> [Exercise aim] The answer must be every line of the data that holds the word "Fleece".

(Stored dataset items)
==================================================

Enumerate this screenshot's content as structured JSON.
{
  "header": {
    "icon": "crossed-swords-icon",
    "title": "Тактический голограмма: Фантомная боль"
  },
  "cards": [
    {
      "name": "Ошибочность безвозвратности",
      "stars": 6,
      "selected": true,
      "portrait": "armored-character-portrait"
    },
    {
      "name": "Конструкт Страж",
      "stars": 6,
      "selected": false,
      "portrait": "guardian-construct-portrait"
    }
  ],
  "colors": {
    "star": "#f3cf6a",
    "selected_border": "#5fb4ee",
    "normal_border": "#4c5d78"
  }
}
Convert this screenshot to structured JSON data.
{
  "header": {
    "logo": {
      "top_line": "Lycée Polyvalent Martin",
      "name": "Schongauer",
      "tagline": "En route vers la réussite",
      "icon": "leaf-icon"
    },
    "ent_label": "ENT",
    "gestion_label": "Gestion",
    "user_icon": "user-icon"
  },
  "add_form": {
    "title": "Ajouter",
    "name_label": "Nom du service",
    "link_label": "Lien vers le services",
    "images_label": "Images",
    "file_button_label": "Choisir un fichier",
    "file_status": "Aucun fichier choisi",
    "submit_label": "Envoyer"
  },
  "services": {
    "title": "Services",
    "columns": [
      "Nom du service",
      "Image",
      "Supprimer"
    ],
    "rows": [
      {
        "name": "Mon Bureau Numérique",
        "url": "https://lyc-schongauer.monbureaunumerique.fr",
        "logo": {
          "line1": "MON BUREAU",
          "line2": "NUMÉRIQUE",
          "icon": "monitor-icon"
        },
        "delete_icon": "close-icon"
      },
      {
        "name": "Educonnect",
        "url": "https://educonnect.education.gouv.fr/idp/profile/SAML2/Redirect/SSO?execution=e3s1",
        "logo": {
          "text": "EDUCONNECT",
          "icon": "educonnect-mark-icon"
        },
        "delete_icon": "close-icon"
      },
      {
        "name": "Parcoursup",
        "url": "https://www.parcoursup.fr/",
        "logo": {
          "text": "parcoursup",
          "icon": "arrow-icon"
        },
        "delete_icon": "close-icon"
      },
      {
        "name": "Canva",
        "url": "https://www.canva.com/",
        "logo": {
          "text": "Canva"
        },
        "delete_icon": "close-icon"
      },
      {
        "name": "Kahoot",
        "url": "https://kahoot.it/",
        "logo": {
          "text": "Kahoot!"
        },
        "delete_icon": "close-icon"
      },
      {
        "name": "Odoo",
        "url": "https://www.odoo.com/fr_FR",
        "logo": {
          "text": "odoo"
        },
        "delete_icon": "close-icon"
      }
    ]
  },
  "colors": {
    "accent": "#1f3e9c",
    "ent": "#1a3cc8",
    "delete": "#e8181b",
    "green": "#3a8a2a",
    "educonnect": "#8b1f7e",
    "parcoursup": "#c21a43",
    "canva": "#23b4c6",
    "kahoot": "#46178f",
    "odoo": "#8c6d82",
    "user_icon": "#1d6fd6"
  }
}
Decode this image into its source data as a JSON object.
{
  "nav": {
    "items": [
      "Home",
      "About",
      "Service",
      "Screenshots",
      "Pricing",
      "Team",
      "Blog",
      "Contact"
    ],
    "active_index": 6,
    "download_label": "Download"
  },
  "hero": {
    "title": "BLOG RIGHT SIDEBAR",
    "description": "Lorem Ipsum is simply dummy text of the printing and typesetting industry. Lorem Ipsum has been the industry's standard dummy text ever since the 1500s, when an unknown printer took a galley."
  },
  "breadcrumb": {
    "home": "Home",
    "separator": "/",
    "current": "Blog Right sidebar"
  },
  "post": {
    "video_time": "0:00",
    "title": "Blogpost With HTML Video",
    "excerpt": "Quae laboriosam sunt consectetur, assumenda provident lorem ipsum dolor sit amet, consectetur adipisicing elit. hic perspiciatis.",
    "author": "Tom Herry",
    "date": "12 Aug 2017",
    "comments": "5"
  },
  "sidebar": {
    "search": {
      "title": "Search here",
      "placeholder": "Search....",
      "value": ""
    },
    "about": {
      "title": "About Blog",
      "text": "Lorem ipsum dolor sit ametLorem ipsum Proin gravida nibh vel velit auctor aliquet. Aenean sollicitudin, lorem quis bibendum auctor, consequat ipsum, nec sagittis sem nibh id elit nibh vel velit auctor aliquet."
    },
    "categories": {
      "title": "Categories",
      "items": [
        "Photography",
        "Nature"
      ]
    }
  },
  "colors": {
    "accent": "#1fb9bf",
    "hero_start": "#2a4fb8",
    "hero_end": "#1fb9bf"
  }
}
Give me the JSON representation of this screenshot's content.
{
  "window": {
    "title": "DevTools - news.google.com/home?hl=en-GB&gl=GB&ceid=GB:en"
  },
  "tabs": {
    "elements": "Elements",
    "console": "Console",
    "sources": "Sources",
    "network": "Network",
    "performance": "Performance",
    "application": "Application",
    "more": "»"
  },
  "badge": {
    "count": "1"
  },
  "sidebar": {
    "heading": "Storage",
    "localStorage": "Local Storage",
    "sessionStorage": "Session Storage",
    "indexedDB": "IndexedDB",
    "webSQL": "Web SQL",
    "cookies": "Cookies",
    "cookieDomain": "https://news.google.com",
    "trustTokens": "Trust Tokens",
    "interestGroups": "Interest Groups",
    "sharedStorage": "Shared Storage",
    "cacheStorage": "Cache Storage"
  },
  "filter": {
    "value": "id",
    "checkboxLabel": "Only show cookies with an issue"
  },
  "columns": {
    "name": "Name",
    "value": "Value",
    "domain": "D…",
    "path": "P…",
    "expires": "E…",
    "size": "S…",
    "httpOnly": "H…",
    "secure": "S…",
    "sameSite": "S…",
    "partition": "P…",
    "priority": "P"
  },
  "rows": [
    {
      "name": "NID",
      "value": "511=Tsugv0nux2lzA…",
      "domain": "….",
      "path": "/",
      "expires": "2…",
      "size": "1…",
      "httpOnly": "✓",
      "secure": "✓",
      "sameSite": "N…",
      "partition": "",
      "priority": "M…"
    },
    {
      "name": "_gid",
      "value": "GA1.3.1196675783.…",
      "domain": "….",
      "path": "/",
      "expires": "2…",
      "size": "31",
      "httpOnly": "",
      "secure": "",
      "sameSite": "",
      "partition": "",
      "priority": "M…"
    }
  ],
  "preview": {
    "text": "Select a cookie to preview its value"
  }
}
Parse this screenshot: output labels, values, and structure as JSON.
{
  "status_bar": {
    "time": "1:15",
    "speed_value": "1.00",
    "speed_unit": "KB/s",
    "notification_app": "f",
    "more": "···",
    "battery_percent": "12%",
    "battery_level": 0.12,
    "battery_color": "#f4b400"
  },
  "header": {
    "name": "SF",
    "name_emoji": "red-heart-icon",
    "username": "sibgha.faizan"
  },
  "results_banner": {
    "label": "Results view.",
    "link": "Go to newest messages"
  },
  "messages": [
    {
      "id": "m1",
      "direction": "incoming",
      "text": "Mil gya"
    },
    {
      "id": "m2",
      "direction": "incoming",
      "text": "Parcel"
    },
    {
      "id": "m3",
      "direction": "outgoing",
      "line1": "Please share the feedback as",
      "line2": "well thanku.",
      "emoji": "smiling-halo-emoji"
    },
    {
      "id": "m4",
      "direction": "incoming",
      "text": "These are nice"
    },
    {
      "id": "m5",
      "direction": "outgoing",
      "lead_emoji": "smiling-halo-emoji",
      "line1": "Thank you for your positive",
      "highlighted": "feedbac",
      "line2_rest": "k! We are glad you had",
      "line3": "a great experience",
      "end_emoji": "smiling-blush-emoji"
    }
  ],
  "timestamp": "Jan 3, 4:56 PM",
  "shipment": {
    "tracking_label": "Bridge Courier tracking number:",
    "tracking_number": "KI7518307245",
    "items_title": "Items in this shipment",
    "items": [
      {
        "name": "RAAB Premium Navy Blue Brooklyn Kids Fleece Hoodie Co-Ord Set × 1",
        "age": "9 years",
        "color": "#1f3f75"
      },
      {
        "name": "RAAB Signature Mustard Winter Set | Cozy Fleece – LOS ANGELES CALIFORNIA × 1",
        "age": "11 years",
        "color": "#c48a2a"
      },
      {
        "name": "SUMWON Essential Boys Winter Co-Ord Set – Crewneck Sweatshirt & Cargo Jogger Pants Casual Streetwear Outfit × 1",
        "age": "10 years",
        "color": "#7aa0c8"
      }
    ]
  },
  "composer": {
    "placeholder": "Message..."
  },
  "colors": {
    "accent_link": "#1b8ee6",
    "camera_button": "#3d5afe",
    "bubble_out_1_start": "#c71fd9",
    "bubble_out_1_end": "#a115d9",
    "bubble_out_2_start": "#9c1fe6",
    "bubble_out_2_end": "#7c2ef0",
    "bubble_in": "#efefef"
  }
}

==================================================

> [Exercise response]
        "name": "RAAB Premium Navy Blue Brooklyn Kids Fleece Hoodie Co-Ord Set × 1",
        "name": "RAAB Signature Mustard Winter Set | Cozy Fleece – LOS ANGELES CALIFORNIA × 1",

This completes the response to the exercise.